DIRECTIONS FOR THIS TASK. Filter the entries beneath this task, copying only the lines that hold the word "accent".

DATA IN THIS EXERCISE.
########################################

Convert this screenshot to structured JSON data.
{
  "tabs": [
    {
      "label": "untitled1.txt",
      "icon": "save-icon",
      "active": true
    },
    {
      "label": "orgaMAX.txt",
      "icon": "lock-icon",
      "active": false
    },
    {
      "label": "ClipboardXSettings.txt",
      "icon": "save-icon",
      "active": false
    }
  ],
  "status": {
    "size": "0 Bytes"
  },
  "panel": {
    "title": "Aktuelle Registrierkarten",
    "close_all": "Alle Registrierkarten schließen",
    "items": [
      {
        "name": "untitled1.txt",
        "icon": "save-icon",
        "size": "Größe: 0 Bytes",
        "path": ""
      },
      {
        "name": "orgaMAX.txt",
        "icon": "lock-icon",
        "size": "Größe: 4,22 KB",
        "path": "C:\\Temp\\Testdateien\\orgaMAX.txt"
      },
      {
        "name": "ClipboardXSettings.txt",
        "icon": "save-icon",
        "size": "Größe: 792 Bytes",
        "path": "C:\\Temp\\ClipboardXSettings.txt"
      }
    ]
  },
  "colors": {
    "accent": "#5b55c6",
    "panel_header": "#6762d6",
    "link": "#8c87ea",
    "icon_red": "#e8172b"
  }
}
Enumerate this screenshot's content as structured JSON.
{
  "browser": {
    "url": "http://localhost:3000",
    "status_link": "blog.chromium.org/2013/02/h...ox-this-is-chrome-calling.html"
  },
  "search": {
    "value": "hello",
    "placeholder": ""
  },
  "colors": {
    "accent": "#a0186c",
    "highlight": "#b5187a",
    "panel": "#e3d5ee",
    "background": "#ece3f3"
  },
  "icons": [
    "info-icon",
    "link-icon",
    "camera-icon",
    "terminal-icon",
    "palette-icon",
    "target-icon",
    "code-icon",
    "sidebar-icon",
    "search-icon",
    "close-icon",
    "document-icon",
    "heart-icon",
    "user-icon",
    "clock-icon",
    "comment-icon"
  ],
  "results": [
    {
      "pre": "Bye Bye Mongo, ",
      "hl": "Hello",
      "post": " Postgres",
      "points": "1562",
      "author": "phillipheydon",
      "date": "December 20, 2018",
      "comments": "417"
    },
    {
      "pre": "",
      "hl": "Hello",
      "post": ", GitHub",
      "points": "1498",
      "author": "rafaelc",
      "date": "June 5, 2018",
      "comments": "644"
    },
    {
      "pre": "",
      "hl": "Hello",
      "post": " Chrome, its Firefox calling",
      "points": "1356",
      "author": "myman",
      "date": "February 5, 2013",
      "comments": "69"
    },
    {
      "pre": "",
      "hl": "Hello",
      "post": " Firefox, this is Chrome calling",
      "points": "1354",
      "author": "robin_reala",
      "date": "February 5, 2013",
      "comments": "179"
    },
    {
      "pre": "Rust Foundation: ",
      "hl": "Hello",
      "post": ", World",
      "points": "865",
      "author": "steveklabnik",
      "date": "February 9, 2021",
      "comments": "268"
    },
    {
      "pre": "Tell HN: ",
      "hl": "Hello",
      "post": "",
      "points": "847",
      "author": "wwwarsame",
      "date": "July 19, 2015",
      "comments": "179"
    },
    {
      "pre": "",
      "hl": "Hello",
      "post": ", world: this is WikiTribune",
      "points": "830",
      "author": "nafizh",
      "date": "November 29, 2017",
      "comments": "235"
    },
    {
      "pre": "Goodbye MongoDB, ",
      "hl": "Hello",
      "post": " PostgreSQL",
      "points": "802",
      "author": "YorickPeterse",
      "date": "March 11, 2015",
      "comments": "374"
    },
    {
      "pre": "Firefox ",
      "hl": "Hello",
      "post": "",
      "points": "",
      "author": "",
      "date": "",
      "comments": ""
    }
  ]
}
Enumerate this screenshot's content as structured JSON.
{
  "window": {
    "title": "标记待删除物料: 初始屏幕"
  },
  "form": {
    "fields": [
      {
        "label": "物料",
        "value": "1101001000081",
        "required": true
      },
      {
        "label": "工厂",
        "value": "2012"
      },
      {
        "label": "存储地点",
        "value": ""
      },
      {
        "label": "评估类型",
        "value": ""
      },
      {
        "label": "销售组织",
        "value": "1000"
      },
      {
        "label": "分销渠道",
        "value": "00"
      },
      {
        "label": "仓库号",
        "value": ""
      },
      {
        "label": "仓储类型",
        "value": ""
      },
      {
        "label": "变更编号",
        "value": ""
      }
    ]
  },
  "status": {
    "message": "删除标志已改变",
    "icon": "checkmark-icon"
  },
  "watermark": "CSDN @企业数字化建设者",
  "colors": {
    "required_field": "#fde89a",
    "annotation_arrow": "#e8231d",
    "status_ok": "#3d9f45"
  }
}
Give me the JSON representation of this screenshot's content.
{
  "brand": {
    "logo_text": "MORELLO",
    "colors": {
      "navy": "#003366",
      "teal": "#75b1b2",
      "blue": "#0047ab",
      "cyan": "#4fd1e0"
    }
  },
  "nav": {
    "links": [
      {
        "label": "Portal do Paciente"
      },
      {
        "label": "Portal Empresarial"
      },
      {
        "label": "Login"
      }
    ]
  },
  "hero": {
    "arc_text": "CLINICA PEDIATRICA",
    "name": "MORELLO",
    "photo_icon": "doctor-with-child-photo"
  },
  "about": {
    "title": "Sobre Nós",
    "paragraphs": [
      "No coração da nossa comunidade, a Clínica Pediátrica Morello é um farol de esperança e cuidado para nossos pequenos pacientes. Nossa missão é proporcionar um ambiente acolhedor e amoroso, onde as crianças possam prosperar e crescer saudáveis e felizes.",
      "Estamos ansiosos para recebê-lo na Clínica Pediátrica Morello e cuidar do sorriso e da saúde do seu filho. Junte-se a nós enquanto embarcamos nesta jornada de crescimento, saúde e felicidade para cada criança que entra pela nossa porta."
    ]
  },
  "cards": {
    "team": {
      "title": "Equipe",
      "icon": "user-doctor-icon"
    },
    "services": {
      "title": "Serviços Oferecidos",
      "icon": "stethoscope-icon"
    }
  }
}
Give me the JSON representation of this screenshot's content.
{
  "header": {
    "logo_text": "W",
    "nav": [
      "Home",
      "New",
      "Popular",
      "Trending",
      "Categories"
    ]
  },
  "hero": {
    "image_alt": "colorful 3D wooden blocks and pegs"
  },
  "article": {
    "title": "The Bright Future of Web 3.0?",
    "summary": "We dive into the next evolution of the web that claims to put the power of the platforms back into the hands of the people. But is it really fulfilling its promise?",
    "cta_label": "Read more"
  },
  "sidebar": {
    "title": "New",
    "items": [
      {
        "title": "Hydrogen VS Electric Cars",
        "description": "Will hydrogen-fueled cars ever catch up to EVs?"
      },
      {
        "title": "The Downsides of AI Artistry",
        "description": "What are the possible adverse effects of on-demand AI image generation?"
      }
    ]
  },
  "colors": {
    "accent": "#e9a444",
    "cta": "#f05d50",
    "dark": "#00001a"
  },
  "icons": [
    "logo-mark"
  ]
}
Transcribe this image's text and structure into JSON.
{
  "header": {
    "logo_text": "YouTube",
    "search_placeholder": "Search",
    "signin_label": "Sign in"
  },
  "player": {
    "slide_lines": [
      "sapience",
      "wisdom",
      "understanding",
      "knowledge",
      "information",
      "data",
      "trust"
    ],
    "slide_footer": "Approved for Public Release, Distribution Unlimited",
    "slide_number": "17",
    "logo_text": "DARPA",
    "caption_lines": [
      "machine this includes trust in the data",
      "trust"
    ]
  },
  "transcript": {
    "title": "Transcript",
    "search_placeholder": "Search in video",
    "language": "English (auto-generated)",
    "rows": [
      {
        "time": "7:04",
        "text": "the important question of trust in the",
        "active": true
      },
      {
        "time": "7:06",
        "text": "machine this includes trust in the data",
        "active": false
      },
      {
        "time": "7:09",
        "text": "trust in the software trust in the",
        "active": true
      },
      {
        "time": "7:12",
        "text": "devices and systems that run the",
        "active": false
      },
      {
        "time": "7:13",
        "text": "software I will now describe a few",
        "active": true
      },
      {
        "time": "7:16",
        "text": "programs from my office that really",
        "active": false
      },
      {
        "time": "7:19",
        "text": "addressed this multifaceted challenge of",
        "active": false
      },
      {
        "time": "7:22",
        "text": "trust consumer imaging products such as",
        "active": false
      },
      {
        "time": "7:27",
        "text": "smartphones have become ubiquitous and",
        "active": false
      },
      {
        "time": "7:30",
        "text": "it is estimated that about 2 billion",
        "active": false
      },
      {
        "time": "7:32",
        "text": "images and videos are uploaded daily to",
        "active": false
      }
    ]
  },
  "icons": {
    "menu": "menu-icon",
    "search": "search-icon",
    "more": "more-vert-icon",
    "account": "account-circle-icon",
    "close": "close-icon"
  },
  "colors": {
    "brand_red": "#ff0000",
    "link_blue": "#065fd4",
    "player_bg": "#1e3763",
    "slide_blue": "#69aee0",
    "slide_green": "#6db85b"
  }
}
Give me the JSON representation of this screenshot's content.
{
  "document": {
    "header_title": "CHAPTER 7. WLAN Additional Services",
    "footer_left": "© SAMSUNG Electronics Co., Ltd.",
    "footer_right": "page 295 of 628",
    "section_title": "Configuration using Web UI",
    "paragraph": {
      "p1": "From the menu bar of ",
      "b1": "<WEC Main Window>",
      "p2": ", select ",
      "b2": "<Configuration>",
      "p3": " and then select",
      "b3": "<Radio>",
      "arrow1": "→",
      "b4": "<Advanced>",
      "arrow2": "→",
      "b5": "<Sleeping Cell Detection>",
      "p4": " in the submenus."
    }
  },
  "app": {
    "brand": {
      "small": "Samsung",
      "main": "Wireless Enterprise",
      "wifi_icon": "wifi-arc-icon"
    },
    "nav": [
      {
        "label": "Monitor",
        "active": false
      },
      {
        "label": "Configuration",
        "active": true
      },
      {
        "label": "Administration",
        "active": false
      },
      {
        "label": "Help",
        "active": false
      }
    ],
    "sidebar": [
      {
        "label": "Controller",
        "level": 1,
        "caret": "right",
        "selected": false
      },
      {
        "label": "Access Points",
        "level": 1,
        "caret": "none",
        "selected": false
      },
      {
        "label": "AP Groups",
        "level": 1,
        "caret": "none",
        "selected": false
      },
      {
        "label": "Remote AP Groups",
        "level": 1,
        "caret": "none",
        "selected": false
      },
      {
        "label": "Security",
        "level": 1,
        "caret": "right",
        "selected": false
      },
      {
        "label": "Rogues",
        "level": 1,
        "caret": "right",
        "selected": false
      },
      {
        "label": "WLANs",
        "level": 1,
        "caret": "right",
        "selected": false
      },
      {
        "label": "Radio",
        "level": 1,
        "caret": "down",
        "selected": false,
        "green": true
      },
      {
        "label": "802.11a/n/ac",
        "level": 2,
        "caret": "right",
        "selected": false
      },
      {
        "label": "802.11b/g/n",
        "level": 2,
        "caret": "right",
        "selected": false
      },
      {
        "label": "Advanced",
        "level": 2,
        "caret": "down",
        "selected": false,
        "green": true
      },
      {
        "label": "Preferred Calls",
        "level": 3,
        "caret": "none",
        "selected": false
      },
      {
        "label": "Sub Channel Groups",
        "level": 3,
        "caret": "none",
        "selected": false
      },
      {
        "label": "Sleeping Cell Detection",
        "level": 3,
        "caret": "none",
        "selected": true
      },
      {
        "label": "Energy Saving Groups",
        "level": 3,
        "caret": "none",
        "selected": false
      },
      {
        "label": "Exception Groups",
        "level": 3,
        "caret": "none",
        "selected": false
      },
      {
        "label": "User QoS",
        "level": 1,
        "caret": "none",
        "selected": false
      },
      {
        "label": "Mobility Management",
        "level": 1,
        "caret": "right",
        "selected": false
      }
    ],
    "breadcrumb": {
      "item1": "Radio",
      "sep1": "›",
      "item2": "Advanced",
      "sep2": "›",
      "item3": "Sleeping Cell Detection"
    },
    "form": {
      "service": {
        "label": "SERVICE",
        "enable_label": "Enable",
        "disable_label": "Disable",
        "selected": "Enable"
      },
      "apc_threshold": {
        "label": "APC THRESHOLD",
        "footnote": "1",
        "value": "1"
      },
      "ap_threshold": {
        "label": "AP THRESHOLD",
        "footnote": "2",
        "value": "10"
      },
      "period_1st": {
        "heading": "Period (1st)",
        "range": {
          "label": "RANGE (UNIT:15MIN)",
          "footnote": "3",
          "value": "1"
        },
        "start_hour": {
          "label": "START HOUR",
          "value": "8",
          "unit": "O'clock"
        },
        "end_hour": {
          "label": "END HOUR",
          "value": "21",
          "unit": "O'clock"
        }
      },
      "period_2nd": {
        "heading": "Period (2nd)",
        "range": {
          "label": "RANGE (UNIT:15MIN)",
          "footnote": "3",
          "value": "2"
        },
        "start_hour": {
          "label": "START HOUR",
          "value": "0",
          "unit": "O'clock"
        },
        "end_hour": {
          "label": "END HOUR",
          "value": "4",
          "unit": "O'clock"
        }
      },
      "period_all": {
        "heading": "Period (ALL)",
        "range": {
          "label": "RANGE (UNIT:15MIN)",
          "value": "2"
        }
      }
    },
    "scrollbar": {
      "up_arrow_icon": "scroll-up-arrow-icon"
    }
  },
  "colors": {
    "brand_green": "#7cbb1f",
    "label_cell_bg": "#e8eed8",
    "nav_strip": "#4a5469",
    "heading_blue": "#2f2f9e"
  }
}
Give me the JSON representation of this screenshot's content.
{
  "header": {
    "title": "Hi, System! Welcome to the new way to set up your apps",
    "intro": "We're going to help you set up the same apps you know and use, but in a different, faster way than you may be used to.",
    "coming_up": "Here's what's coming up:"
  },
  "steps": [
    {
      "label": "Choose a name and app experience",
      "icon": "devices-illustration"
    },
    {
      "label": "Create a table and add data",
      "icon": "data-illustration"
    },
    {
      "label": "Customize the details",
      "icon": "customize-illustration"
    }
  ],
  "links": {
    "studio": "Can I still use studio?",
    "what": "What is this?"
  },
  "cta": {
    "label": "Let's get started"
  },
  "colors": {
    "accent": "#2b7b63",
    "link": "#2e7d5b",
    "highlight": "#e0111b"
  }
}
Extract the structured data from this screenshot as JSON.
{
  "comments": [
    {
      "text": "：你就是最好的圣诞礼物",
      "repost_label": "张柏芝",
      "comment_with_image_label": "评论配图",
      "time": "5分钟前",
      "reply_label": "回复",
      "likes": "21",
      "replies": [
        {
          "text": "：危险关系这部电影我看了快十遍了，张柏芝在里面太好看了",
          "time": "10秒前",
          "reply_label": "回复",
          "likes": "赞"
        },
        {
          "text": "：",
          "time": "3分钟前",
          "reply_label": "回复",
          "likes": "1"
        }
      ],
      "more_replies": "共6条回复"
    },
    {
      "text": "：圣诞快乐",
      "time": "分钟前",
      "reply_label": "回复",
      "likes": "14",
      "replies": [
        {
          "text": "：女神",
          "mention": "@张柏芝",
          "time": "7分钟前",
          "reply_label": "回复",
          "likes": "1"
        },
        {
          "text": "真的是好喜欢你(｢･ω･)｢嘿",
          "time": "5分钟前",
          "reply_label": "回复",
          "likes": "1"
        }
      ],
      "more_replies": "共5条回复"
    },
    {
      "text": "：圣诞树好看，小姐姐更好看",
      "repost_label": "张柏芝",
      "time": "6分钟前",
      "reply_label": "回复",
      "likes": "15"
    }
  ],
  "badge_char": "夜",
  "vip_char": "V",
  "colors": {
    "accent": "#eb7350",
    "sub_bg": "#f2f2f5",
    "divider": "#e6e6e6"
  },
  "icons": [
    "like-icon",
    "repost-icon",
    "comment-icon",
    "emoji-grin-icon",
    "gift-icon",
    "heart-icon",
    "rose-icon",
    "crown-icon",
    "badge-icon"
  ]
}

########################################

EXPECTED ANSWER.
    "accent": "#5b55c6",
    "accent": "#a0186c",
    "accent": "#e9a444",
    "accent": "#2b7b63",
    "accent": "#eb7350",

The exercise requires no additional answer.